In The New Ethics of Journalism, a book consisting of essays about journalism and how it's ethical codes have evolved since arriving into the 21st Century, Kelly McBride and Tim Rosenthal write, "the news has never belonged to journalists. It has always belonged to the public."
That may be one of the most important things to remember as a journalist. As much as we like to think about our work as ours, if journalism is to be simplified into one word it would called a service. It's a service to every person who consumes news: online, in the newspaper, in the latest magazine.
In the book, McBride and Rosenthal write about how three key ethical points have changed (or not). In a prior book, worked on in the 1990s, the top three ethical values were to: 1. Seek truth and report it as fully as possible, 2. Act independently, and 3. Minimize harm.
Brought into the present, the two writers say that those three are still very important, but they, save for seeking truth, have evolved into larger concepts. Now, the values are as follows: 1. Seek truth and report it as fully as possible, 2. Be transparent, and 3. Engage the community as an ends rather than a means.

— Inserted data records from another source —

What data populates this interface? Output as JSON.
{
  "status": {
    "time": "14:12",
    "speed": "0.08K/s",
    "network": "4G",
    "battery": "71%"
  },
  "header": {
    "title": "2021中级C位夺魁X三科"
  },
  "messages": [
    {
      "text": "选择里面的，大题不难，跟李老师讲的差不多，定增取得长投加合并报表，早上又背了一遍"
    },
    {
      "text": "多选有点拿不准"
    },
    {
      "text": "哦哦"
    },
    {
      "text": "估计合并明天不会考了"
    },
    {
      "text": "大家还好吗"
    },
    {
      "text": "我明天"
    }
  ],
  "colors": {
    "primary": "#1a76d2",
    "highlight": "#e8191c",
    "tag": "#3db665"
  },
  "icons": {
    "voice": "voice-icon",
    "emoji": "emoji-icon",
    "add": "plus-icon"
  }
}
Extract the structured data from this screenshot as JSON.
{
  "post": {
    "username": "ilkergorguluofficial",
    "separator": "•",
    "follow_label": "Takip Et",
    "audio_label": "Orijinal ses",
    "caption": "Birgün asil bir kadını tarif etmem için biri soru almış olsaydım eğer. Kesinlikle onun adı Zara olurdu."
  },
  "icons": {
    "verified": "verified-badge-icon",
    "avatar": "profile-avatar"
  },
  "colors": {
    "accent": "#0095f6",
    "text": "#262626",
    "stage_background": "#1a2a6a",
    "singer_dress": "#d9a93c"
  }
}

The idea to seek truth is a fairly obvious one. Without truth, journalism doesn't exist, everything becomes fiction. That's very clear, and didn't change. The other two, being transparent and engaging community, are much larger ideas and can be difficult.
A large part of these two new ideas (which really aren't all that new) is tied to the fact that journalists are no longer the only ones creating content about the day's events. Anyone can do it. You're reading a blog, which is one of the reasons that is possible.
With that in mind, it becomes evident that we do have to take care of our work, and that comes with being transparent. By explaining how we came to work on different stories and developed them, it gives the public a clearer picture of what it is we set out to do with that story.
This idea ties in very nicely with serving community as well. By showing how everything works we bring the community into our stories. Journalism is now a forum because of social media sites like Twitter strictly because it gives a voice to people who may not have always had one.
In this way, it is easier to engage with the public, and it makes sense that journalists should do so. Not communicating would be an egregious error on our side. In the book, truth is the leading principle, but it is important to remember why it is we are being truthful — it isn't for ourselves, it's for the people in the community in which we live.